Tomorrow is Election Day in the United States, the culmination of an unprecedentedly nerve-combusting season of political warfare. It’s been a campaign for which derangement – a mental disturbance; a disruption of the regular order – would seem to have been invented. It would even seem to merit the coining of derangement syndrome: an extreme response, often untethered from empirical reality, to a particular candidate or elected official.
There’s plenty of evidence.
The Year of Voting Dangerously: The Derangement of American Politics, by Maureen Dowd (2016)
On one side, there’s Hillary-Hatred Derangement Syndrome (Wall Street Journal), also known as Clinton Derangement Syndrome (New Republic). Reporter Sarah Kendzior defined the syndrome in an article published in August in DeCorrespondent, a Dutch publication:
People hate Hillary Clinton because people hate Hillary Clinton. This instinctive, matter-of-fact hatred is known in America as Clinton Derangement Syndrome. When possessed, the victim sees Hillary Clinton as a woman of unimaginable power. Her most amazing trick is the ability to eliminate men from American history.

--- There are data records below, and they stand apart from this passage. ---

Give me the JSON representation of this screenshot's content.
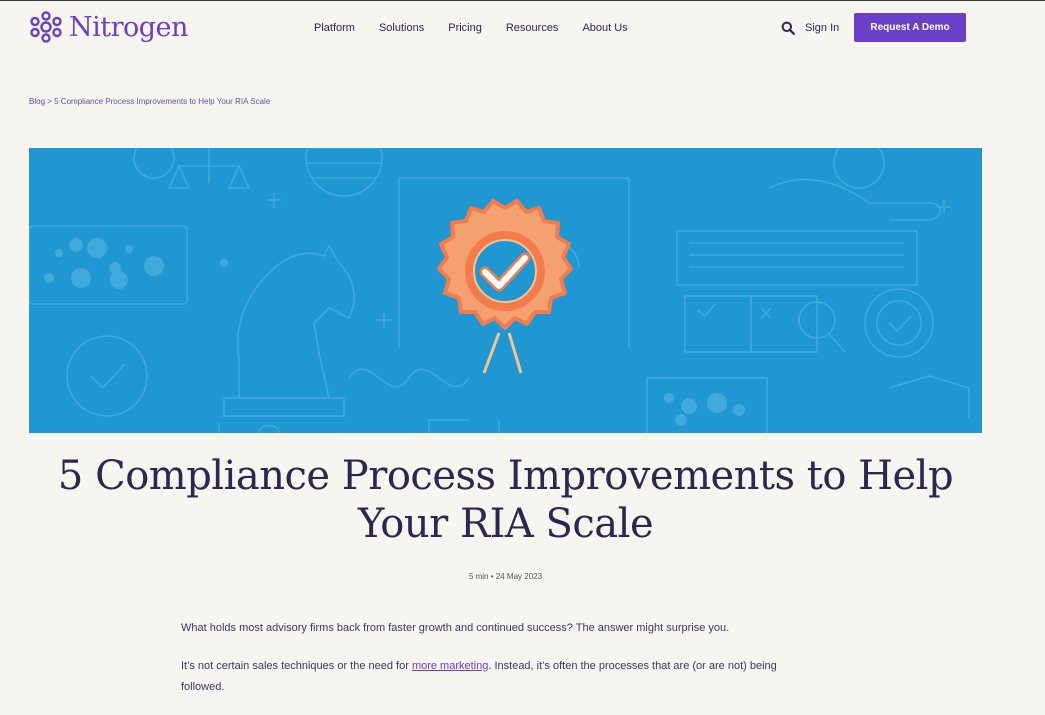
{
  "header": {
    "logo_text": "Nitrogen",
    "nav": [
      "Platform",
      "Solutions",
      "Pricing",
      "Resources",
      "About Us"
    ],
    "sign_in": "Sign In",
    "demo_button": "Request A Demo"
  },
  "breadcrumb": {
    "root": "Blog",
    "separator": ">",
    "current": "5 Compliance Process Improvements to Help Your RIA Scale"
  },
  "hero": {
    "icon": "award-badge-checkmark-icon",
    "colors": {
      "background": "#1f97d3",
      "badge": "#f47b4a",
      "check": "#ffffff"
    }
  },
  "article": {
    "title": "5 Compliance Process Improvements to Help Your RIA Scale",
    "read_time": "5 min",
    "meta_separator": "•",
    "date": "24 May 2023",
    "para1": "What holds most advisory firms back from faster growth and continued success? The answer might surprise you.",
    "para2_before": "It’s not certain sales techniques or the need for ",
    "para2_link": "more marketing",
    "para2_after": ". Instead, it’s often the processes that are (or are not) being followed."
  },
  "colors": {
    "brand": "#6a3fc9",
    "page_bg": "#f6f5ef",
    "text": "#2a2850"
  }
}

On the other side is Trump Derangement Syndrome, which the conservative writer and editor John Podhoretz said “is crippling the Left”:
People are losing it over Donald Trump. The people I’m talking about are mostly liberals and Democrats who are watching with horror as the election they happily thought Hillary Clinton had put away in August has become a squeaker in September. Their attitude is that any word uttered about the election that doesn’t serve as an open denunciation of Trump is an implicit endorsement of Trump.
Even Republicans – the #NeverTrump GOPers – can suffer from TDS, according to the alt-right site Breitbart, which in May defended the Republican nominee as “a man who has raised an admirable family.”
The syndrome is so virulent it’s spread beyond our borders. Witness Putin Derangement Syndrome, which The Atlantic’s David A. Graham called “the product of Republican hatred for Obama and their distant view of a faraway strongman who represents his opposite, for good or ill. The party of ‘My Country, Right or Wrong’ has been overtaken by cheerleaders for a brutal leader in Moscow.”
Just call the whole thing Election Derangement Syndrome, wrote Joel Achenbach in the Washington Post:
Everyone I know has Election Derangement Syndrome. They’re nine or 10 stages beyond being merely nervous, atwitter, jittery. They’re compulsively checking the polls, wandering dazed through the halls. They moan and keen and snivel. At night they have dreams of falling off a cliff, and in those dreams they try desperately to wake up before impact because we all know what happens if you don’t
But derangement syndrome is in fact older than our current waking nightmare. The conservative columnist (and former psychiatrist) Charles Krauthammer is believed to have first used it in a political context back in December 2003, when he coined Bush Derangement Syndrome to describe “the acute onset of paranoia in otherwise normal people in reaction to the policies, the presidency – nay – the very existence of George W. Bush.”
During the 2008 presidential campaign, Palin Derangement Syndrome described the wrath of Democrats directed toward Sen. John McCain’s running mate, Sarah Palin. (It was still being invoked five years later by the right-wing website Twitchy: “There’s just something about Sarah Palin that drives liberals absolutely insane — maybe her honesty, decency and straightforwardness?”) Inevitably, sadly, we are still surrounded by carriers of Obama Derangement Syndrome, defined by the Left Space Wiki as
paranoia regarding anything to do with President Barack Obama. Reflecting the extreme social anxiety produced by upending the racial hierarchy which was all that was left of the minimally privileged social status of working class White Anglo-Saxon Protestants (WASPs) after the capitalist ruling class deprived them of post-WWII job security, ODS victims fixate on the Otherness of Obama and in the process make themselves the subject of ridicule. The “Thanks Obama” come-back parodies such misdirected hatred and social marginalization.
In 2016, even a derangement syndrome can become deranged. Trump Derangement Syndrome can apply not only to the candidate’s detractors but to his most blindly loyal supporters, as Tina Nguyen wrote last month in Vanity Fair: “With millions of Trump supporters rallying around the candidate’s newly declared war on defectors like House Speaker Paul Ryan, some Republicans are presenting symptoms that suggest Trump mania may be incurable.”
In a more innocent era, derangement syndrome was a term used by orthopedists and physical therapists to describe “the situation in which the normal resting position of the articular surfaces of two adjacent vertebrae is disturbed as a result of a change in the position of the fluid nucleus between these surfaces.”